* REQUIRED ACTION: Only lines with the word "wheel" belong in the answer; copy them from the records below.
Segment Start: PROVIDED RECORDS
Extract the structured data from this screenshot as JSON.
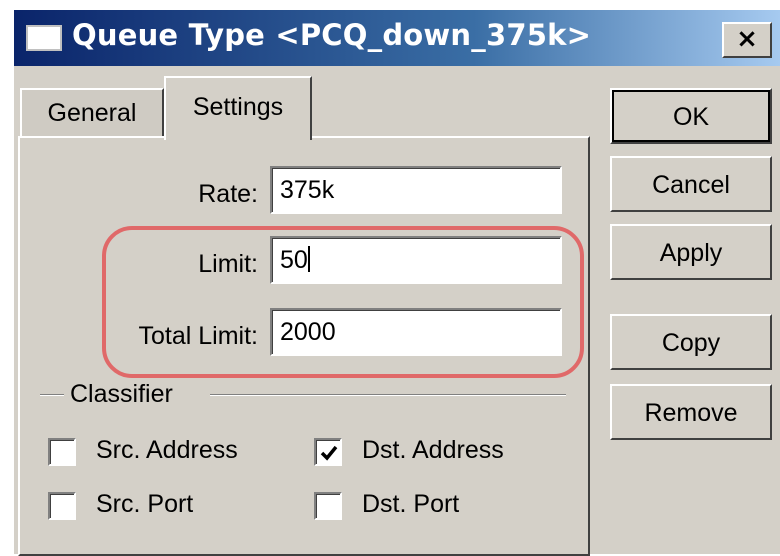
{
  "window": {
    "title": "Queue Type <PCQ_down_375k>",
    "close_glyph": "×"
  },
  "tabs": [
    {
      "label": "General",
      "active": false
    },
    {
      "label": "Settings",
      "active": true
    }
  ],
  "settings": {
    "rate_label": "Rate:",
    "rate_value": "375k",
    "limit_label": "Limit:",
    "limit_value": "50",
    "total_limit_label": "Total Limit:",
    "total_limit_value": "2000",
    "classifier_label": "Classifier",
    "classifier": {
      "src_address": {
        "label": "Src. Address",
        "checked": false
      },
      "dst_address": {
        "label": "Dst. Address",
        "checked": true
      },
      "src_port": {
        "label": "Src. Port",
        "checked": false
      },
      "dst_port": {
        "label": "Dst. Port",
        "checked": false
      }
    }
  },
  "buttons": {
    "ok": "OK",
    "cancel": "Cancel",
    "apply": "Apply",
    "copy": "Copy",
    "remove": "Remove"
  },
  "colors": {
    "title_gradient_start": "#0a246a",
    "title_gradient_end": "#a6caf0",
    "face": "#d4d0c8",
    "highlight": "#e06969"
  }
}
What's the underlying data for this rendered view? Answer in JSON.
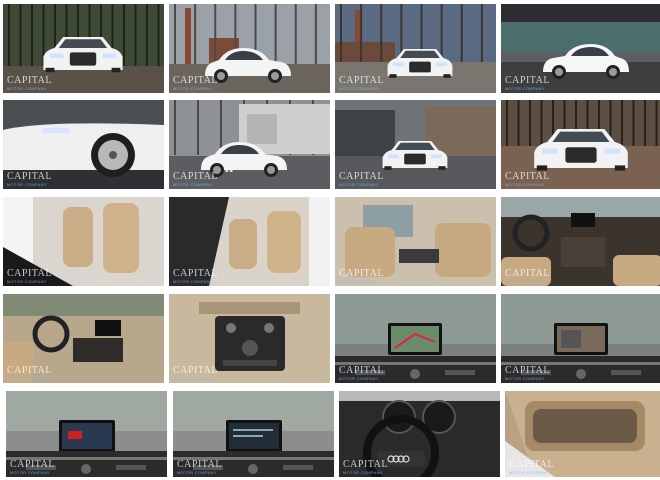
{
  "watermark": {
    "brand": "CAPITAL",
    "tagline": "MOTOR COMPANY"
  },
  "rows": [
    [
      {
        "label": "Front three-quarter exterior in forest",
        "scene": "ext-forest"
      },
      {
        "label": "Rear three-quarter with smokestacks",
        "scene": "ext-rear-stack"
      },
      {
        "label": "Front view with smokestack",
        "scene": "ext-front-stack"
      },
      {
        "label": "Side profile under bridge",
        "scene": "ext-side-bridge"
      }
    ],
    [
      {
        "label": "Front wheel close-up",
        "scene": "ext-wheel"
      },
      {
        "label": "Front three-quarter near building",
        "scene": "ext-building"
      },
      {
        "label": "Front three-quarter by garage",
        "scene": "ext-garage"
      },
      {
        "label": "Front grille on gravel",
        "scene": "ext-gravel"
      }
    ],
    [
      {
        "label": "Front seats from driver door",
        "scene": "int-seats"
      },
      {
        "label": "Front seats angled view",
        "scene": "int-seats2"
      },
      {
        "label": "Rear seats with console",
        "scene": "int-rear"
      },
      {
        "label": "Dashboard from rear",
        "scene": "int-dash"
      }
    ],
    [
      {
        "label": "Dashboard from passenger door",
        "scene": "int-dash2"
      },
      {
        "label": "Center console controls",
        "scene": "int-console"
      },
      {
        "label": "Navigation screen map",
        "scene": "int-nav"
      },
      {
        "label": "Navigation screen camera",
        "scene": "int-cam"
      }
    ],
    [
      {
        "label": "Infotainment screen",
        "scene": "int-screen1"
      },
      {
        "label": "Infotainment screen 2",
        "scene": "int-screen2"
      },
      {
        "label": "Steering wheel and gauges",
        "scene": "int-wheel"
      },
      {
        "label": "Door panel speaker",
        "scene": "int-door"
      }
    ]
  ]
}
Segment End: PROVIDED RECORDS
* EXPECTED ANSWER:
        "label": "Front wheel close-up",
        "scene": "ext-wheel"
        "label": "Steering wheel and gauges",
        "scene": "int-wheel"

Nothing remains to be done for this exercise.